"Our hope is that once he finds out the economics of developing his property, he may be interested in finding alternatives," says Don Ferega, president of the Green Mountain Beech Park Association, a local homeowners' group.
If you like this story, consider signing up for our email newsletters.
SHOW ME HOW
You have successfully signed up for your selected newsletter(s) - please keep an eye on your mailbox, we're movin' in!
But not everyone in Green Mountain is pinning their hopes on what Todd might decide. Bertolli and others are contemplating legal action and have contacted a lawyer to look into the matter. "Unfortunately, the city is reluctant to get embroiled in this mess," says the group's attorney, Mark L. Davis. "But there is a problem here."
Bertolli has placed a large sign of her own ("Save Our Ravine") outside her parents' back door. Recently, Lakewood police officers visited her, asking questions about some surveyor stakes that had been pulled up from Todd's property.
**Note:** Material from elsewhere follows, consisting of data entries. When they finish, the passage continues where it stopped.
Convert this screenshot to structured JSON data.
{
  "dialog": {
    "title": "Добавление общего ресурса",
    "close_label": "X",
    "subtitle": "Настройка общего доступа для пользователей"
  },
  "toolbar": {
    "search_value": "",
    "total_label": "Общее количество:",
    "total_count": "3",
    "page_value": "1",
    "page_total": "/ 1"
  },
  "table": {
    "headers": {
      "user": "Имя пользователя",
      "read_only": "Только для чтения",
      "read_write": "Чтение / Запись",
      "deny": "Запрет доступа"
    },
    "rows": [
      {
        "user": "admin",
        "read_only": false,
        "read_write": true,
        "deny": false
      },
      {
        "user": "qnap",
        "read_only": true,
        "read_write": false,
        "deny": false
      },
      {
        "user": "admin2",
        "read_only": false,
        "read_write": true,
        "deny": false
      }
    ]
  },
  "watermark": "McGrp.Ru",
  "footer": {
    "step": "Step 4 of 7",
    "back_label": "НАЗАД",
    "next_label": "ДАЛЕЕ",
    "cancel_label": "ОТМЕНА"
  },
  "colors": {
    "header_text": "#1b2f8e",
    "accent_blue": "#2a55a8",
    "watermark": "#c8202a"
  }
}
Bertolli, who is making a film about the ravine, denied having anything to do with the stakes' disappearance.
"I was like, 'Why are you downloading on me? Should I call my attorney?'" she recalls. "And they said, 'No, no, we're not downloading on you.' After you say the word 'attorney,' everything changes."